* **To do**: In the records that follow, how many lines contain the word "Олександр"? Give only that figure.

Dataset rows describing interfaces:
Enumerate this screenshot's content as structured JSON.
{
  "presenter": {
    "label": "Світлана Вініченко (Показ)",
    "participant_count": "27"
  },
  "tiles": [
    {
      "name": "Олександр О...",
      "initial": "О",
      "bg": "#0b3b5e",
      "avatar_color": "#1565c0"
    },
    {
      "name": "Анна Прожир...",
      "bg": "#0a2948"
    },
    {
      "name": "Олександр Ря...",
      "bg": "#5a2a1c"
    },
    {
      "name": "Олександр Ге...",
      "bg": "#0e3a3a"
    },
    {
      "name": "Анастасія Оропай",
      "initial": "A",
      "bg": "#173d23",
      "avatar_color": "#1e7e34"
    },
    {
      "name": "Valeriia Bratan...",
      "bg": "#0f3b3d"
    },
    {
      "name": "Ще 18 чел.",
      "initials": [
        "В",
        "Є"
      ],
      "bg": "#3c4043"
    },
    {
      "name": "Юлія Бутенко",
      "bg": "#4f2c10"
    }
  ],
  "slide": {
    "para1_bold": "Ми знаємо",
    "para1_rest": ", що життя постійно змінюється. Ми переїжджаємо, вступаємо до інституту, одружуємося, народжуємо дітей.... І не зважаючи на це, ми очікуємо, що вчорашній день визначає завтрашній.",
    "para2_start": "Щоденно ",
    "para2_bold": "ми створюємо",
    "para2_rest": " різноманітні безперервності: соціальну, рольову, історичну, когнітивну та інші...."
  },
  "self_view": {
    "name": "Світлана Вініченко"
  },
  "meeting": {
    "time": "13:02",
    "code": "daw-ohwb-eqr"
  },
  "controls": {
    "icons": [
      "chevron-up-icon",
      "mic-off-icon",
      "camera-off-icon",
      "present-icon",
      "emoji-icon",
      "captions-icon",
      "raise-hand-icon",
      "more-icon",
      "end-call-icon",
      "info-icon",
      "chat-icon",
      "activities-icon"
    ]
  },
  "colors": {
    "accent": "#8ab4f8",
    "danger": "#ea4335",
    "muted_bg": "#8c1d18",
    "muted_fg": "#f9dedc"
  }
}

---

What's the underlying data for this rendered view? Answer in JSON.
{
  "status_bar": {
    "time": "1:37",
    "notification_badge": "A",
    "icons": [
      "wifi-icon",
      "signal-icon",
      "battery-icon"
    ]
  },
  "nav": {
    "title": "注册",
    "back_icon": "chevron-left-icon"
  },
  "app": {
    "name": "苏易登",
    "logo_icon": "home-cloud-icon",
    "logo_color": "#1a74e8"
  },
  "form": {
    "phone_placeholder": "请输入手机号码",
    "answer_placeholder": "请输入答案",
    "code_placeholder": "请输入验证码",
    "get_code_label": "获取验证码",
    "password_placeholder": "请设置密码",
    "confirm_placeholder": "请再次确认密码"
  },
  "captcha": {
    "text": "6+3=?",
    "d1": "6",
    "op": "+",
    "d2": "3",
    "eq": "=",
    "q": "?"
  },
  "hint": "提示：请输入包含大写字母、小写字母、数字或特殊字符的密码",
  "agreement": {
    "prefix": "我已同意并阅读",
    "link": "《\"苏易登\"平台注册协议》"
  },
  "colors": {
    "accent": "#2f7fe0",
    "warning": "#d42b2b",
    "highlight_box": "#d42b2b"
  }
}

* **Result below**: 3